The first federal cyberbullying law, the Megan Meier Cyberbullying Prevention Act, has made it to a House committee. But critics say the law would let prosecutors "harass the harasser," and the law raises the question: can laws really stop bullying?
The Megan Meier Act states that "electronic communications provide anonymity to the perpetrator and the potential for widespread public distribution, potentially making them severely dangerous and cruel to youth," and that "cyberbullying can cause psychological harm, including depression; negatively impact academic performance, safety, and the well-being of children in school; force children to change schools; and in some cases lead to extreme violent behavior, including murder and suicide." But its real meat is the following:
Whoever transmits in interstate or foreign commerce any communication, with the intent to coerce, intimidate, harass, or cause substantial emotional distress to a person, using electronic means to support severe, repeated, and hostile behavior, shall be fined under this title or imprisoned not more than two years, or both.
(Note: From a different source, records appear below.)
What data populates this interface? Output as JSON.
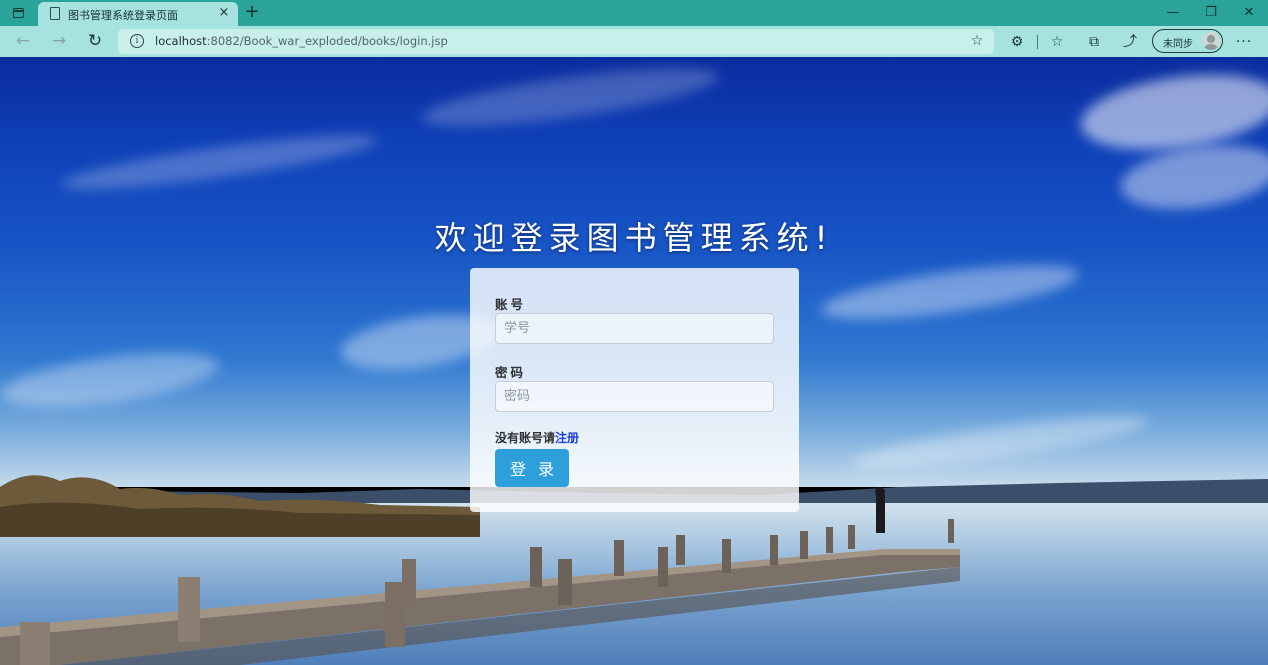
{
  "browser": {
    "tab_title": "图书管理系统登录页面",
    "tab_close_glyph": "×",
    "new_tab_glyph": "+",
    "url_host": "localhost",
    "url_rest": ":8082/Book_war_exploded/books/login.jsp",
    "profile_label": "未同步",
    "window_controls": {
      "minimize": "—",
      "maximize": "❐",
      "close": "✕"
    },
    "nav": {
      "back": "←",
      "forward": "→",
      "reload": "↻"
    },
    "toolbar_icons": {
      "favorite_add": "☆",
      "extensions": "⚙",
      "favorites": "☆",
      "collections": "⧉",
      "share": "⤴",
      "more": "···"
    },
    "info_glyph": "i",
    "colors": {
      "tabbar": "#2aa39b",
      "toolbar": "#a6e3de",
      "addressbar": "#c9efeb"
    }
  },
  "page": {
    "welcome_title": "欢迎登录图书管理系统!",
    "form": {
      "account_label": "账号",
      "account_placeholder": "学号",
      "password_label": "密码",
      "password_placeholder": "密码",
      "register_prompt": "没有账号请",
      "register_link": "注册",
      "login_button": "登录"
    },
    "colors": {
      "button": "#2d9fdb",
      "link": "#1a3ee0"
    }
  }
}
Part of the No Child Left Behind Act does require schools to institute anti-bullying efforts, but no federal law currently prohibits cyberbullying. The Megan Meier Act would change that. Rep. Linda Sanchez (D-CA) argues that the law is necessary because, "Bullying has gone electronic. This literally means kids can be bullies at any hour of the day or the night, or even in the victims' own home." British bullying victim Emily Moor agrees. Of her harassment from the ages of 13 to 18, she says, "Bullying usually ends when you leave school, but with Facebook it feels as if there is no end." Her mother adds,
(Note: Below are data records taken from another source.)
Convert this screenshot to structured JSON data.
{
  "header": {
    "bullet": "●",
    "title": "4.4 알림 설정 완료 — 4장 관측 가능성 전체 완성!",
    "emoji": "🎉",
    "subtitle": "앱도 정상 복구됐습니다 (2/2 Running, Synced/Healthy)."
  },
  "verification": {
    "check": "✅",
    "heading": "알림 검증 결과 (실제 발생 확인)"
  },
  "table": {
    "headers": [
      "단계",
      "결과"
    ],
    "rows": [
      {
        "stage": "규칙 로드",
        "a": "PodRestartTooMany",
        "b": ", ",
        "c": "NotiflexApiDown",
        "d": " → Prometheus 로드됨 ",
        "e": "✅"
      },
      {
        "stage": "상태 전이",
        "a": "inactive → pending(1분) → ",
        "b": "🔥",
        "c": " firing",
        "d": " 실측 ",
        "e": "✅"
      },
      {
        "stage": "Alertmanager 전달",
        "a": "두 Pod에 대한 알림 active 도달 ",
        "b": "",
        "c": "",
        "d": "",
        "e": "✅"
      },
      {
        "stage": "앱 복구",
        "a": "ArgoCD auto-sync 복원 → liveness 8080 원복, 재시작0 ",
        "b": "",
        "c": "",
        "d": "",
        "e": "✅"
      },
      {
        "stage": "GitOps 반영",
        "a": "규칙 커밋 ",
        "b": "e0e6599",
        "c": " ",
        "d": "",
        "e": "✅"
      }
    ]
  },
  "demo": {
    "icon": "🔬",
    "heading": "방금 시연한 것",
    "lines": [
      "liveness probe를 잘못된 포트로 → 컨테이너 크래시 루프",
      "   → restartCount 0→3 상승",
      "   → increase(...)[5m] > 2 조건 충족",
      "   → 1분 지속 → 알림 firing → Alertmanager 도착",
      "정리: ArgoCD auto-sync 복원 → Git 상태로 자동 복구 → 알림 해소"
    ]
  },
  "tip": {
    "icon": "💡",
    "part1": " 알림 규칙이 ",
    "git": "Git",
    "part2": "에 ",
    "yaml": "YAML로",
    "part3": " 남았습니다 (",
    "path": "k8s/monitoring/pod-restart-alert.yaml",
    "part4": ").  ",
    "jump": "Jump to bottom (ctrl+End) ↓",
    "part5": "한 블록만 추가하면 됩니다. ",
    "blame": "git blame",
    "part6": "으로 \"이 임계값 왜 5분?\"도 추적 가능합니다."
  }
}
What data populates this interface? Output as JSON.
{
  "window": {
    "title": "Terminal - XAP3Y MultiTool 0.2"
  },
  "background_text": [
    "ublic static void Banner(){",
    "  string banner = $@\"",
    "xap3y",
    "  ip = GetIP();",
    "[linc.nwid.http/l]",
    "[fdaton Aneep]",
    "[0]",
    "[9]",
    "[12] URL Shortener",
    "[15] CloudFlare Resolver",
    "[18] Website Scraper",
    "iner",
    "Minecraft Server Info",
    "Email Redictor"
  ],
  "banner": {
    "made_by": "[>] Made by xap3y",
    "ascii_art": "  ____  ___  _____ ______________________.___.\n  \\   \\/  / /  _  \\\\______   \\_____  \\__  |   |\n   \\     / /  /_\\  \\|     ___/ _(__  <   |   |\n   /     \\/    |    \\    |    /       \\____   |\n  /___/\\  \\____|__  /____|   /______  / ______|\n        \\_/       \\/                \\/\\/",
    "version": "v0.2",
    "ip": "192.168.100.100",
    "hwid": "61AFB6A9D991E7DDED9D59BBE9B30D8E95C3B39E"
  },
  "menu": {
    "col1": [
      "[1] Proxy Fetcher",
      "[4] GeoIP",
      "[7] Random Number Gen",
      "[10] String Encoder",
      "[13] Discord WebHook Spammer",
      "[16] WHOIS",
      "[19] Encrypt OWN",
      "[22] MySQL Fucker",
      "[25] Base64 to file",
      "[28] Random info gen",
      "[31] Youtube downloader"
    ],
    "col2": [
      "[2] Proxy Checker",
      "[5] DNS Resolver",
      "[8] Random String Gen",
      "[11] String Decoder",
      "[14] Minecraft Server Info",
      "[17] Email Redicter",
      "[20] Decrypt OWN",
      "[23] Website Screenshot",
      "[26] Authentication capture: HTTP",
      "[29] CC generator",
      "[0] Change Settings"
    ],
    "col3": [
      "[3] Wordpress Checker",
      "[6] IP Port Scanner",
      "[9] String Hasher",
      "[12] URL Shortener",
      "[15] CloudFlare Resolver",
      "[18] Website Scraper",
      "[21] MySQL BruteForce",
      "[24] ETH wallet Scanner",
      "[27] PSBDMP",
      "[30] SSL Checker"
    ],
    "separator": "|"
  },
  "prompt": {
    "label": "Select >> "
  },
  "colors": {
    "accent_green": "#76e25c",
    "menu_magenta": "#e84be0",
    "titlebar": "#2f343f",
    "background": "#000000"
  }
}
The internet is a sinister, silent enemy: you simply don't know where to start to tackle the problem. But faceless as a computer may be, it is every bit as threatening as a physical bully, if not more so because the audience reading these horrible messages can be enormous.
The Daily Mail is calling Moor's tormentor "the first Internet bully sent to jail" in Britain, but she also physically assaulted Moor, and it's likely she would go to jail in the US too, cyberbullying laws or no. And many in the House feel that specific laws preventing online harassment give prosecutors too much power. Rep. Louie Gohmert (R-TX) says the Megan Meier Act "appears to be another chapter of over criminalization," and that it could be used to prosecute the "mean-spirited liberals" who criticize him on blogs. He added that prosecutors might use the law to "harass the harasser," and that, "a good prosecutor could indict a ham sandwich."
While harassment by a sandwich is something I'd like to see, it is true that the Internet is still relatively uncharted legal territory, and laws regarding it can be misused. Megan Meier's harasser Lori Drew was initially convicted of violating the MySpace terms of service, but a judge overturned her conviction because it would allow anyone who violated a website's service terms to be prosecuted. As heinous as Drew's behavior was, such a precedent might give websites enormous powers to get users thrown behind bars for crimes much less serious than hers.
Then there's the question of whether legislation is even the right way to combat bullying. Forty-five states now have some sort of anti-cyberbullying law, but harassment researcher Catherine Hill says there's no indication yet that they actually prevent bullying. And Justin W. Patchin, coauthor of Bullying Beyond the Schoolyard: Preventing and Responding to Cyberbullying, says,
I really don't want to criminalize this behavior. I think there is a role for both the federal and state governments in terms of educating local school districts about what cyber-bullying is and what they can do about it, and providing resources to help them prevent and respond to online aggression. But criminalization doesn't seem to me to be the best approach.
Whenever a child is bullied, especially when the bullying has dire consequences as in the case of Megan Meier (pictured, with her mom), it's natural to ask why the authorities in the child's life didn't offer protection. And schools shouldn't throw up their hands and dismiss bullying as a fact of life, as Moor's school initially did. Criminally prosecuting bullying after the fact may have a place in any anti-bullying campaign, especially inasmuch as acknowledges that virtual harassment can cause real harm. But the often anonymous nature of cyberbullying will always make it difficult to prosecute all offenders, and the danger of over-prosecution is (despite Gohmert's flippancy) a real one. Just as British libel laws can leave some journalists afraid to criticize anyone, cyberbullying laws could unfairly target bloggers. It might be more effective to prevent cyberbullying at the source, by teaching kids better methods of conflict resolution. Patchin himself, however, admits that we're still not sure how to do this. Cyberbullying may be new, but bullying itself is one of the many ancient human evils we don't really know how to curtail. At least Megan Meier's case has made us aware that we need to.
Cyberbullying Bill Gets Chilly Reception [Wired]
Facebook Bullies Ruined My Life: As The First Internet Bully Is Sent To Jail, The Story That Will Terrify Every Parent [Daily Mail]
Preventing Cyberbullying Remains Terra Incognita [Miller-McCune]